-- ASSIGNMENT --
Omit each picture as you copy the entries exactly.

DATA SUPPLIED Block Start

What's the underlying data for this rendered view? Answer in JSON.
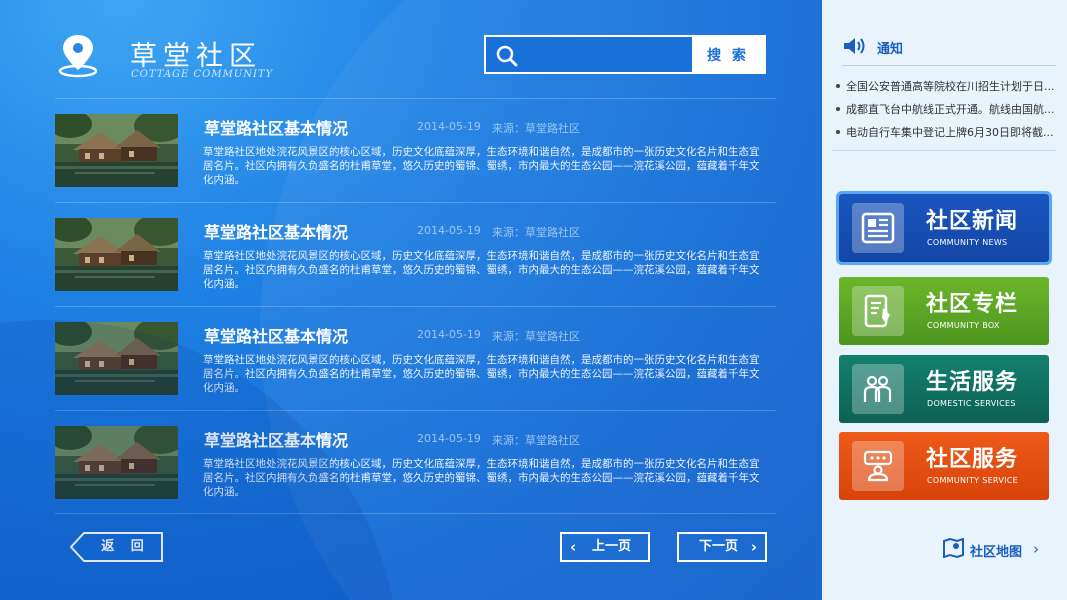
{
  "app": {
    "title": "草堂社区",
    "subtitle": "COTTAGE COMMUNITY"
  },
  "search": {
    "placeholder": "",
    "button_label": "搜 索"
  },
  "articles": [
    {
      "title": "草堂路社区基本情况",
      "date": "2014-05-19",
      "source": "来源：草堂路社区",
      "desc": "草堂路社区地处浣花风景区的核心区域，历史文化底蕴深厚，生态环境和谐自然，是成都市的一张历史文化名片和生态宜居名片。社区内拥有久负盛名的杜甫草堂，悠久历史的蜀锦、蜀绣，市内最大的生态公园——浣花溪公园，蕴藏着千年文化内涵。"
    },
    {
      "title": "草堂路社区基本情况",
      "date": "2014-05-19",
      "source": "来源：草堂路社区",
      "desc": "草堂路社区地处浣花风景区的核心区域，历史文化底蕴深厚，生态环境和谐自然，是成都市的一张历史文化名片和生态宜居名片。社区内拥有久负盛名的杜甫草堂，悠久历史的蜀锦、蜀绣，市内最大的生态公园——浣花溪公园，蕴藏着千年文化内涵。"
    },
    {
      "title": "草堂路社区基本情况",
      "date": "2014-05-19",
      "source": "来源：草堂路社区",
      "desc": "草堂路社区地处浣花风景区的核心区域，历史文化底蕴深厚，生态环境和谐自然，是成都市的一张历史文化名片和生态宜居名片。社区内拥有久负盛名的杜甫草堂，悠久历史的蜀锦、蜀绣，市内最大的生态公园——浣花溪公园，蕴藏着千年文化内涵。"
    },
    {
      "title": "草堂路社区基本情况",
      "date": "2014-05-19",
      "source": "来源：草堂路社区",
      "desc": "草堂路社区地处浣花风景区的核心区域，历史文化底蕴深厚，生态环境和谐自然，是成都市的一张历史文化名片和生态宜居名片。社区内拥有久负盛名的杜甫草堂，悠久历史的蜀锦、蜀绣，市内最大的生态公园——浣花溪公园，蕴藏着千年文化内涵。"
    }
  ],
  "pager": {
    "back_label": "返 回",
    "prev_label": "上一页",
    "next_label": "下一页"
  },
  "notice": {
    "title": "通知",
    "items": [
      "全国公安普通高等院校在川招生计划于日...",
      "成都直飞台中航线正式开通。航线由国航...",
      "电动自行车集中登记上牌6月30日即将截..."
    ]
  },
  "tiles": [
    {
      "title": "社区新闻",
      "subtitle": "COMMUNITY NEWS",
      "icon": "newspaper-icon",
      "color": "#1a56bf"
    },
    {
      "title": "社区专栏",
      "subtitle": "COMMUNITY BOX",
      "icon": "document-edit-icon",
      "color": "#5fa626"
    },
    {
      "title": "生活服务",
      "subtitle": "DOMESTIC SERVICES",
      "icon": "people-group-icon",
      "color": "#10715f"
    },
    {
      "title": "社区服务",
      "subtitle": "COMMUNITY SERVICE",
      "icon": "service-desk-icon",
      "color": "#e44f12"
    }
  ],
  "map_link": {
    "label": "社区地图"
  }
}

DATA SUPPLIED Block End

-- ANSWER TO THIS TASK --
What's the underlying data for this rendered view? Answer in JSON.
{
  "app": {
    "title": "草堂社区",
    "subtitle": "COTTAGE COMMUNITY"
  },
  "search": {
    "placeholder": "",
    "button_label": "搜 索"
  },
  "articles": [
    {
      "title": "草堂路社区基本情况",
      "date": "2014-05-19",
      "source": "来源：草堂路社区",
      "desc": "草堂路社区地处浣花风景区的核心区域，历史文化底蕴深厚，生态环境和谐自然，是成都市的一张历史文化名片和生态宜居名片。社区内拥有久负盛名的杜甫草堂，悠久历史的蜀锦、蜀绣，市内最大的生态公园——浣花溪公园，蕴藏着千年文化内涵。"
    },
    {
      "title": "草堂路社区基本情况",
      "date": "2014-05-19",
      "source": "来源：草堂路社区",
      "desc": "草堂路社区地处浣花风景区的核心区域，历史文化底蕴深厚，生态环境和谐自然，是成都市的一张历史文化名片和生态宜居名片。社区内拥有久负盛名的杜甫草堂，悠久历史的蜀锦、蜀绣，市内最大的生态公园——浣花溪公园，蕴藏着千年文化内涵。"
    },
    {
      "title": "草堂路社区基本情况",
      "date": "2014-05-19",
      "source": "来源：草堂路社区",
      "desc": "草堂路社区地处浣花风景区的核心区域，历史文化底蕴深厚，生态环境和谐自然，是成都市的一张历史文化名片和生态宜居名片。社区内拥有久负盛名的杜甫草堂，悠久历史的蜀锦、蜀绣，市内最大的生态公园——浣花溪公园，蕴藏着千年文化内涵。"
    },
    {
      "title": "草堂路社区基本情况",
      "date": "2014-05-19",
      "source": "来源：草堂路社区",
      "desc": "草堂路社区地处浣花风景区的核心区域，历史文化底蕴深厚，生态环境和谐自然，是成都市的一张历史文化名片和生态宜居名片。社区内拥有久负盛名的杜甫草堂，悠久历史的蜀锦、蜀绣，市内最大的生态公园——浣花溪公园，蕴藏着千年文化内涵。"
    }
  ],
  "pager": {
    "back_label": "返 回",
    "prev_label": "上一页",
    "next_label": "下一页"
  },
  "notice": {
    "title": "通知",
    "items": [
      "全国公安普通高等院校在川招生计划于日...",
      "成都直飞台中航线正式开通。航线由国航...",
      "电动自行车集中登记上牌6月30日即将截..."
    ]
  },
  "tiles": [
    {
      "title": "社区新闻",
      "subtitle": "COMMUNITY NEWS",
      "icon": "newspaper-icon",
      "color": "#1a56bf"
    },
    {
      "title": "社区专栏",
      "subtitle": "COMMUNITY BOX",
      "icon": "document-edit-icon",
      "color": "#5fa626"
    },
    {
      "title": "生活服务",
      "subtitle": "DOMESTIC SERVICES",
      "icon": "people-group-icon",
      "color": "#10715f"
    },
    {
      "title": "社区服务",
      "subtitle": "COMMUNITY SERVICE",
      "icon": "service-desk-icon",
      "color": "#e44f12"
    }
  ],
  "map_link": {
    "label": "社区地图"
  }
}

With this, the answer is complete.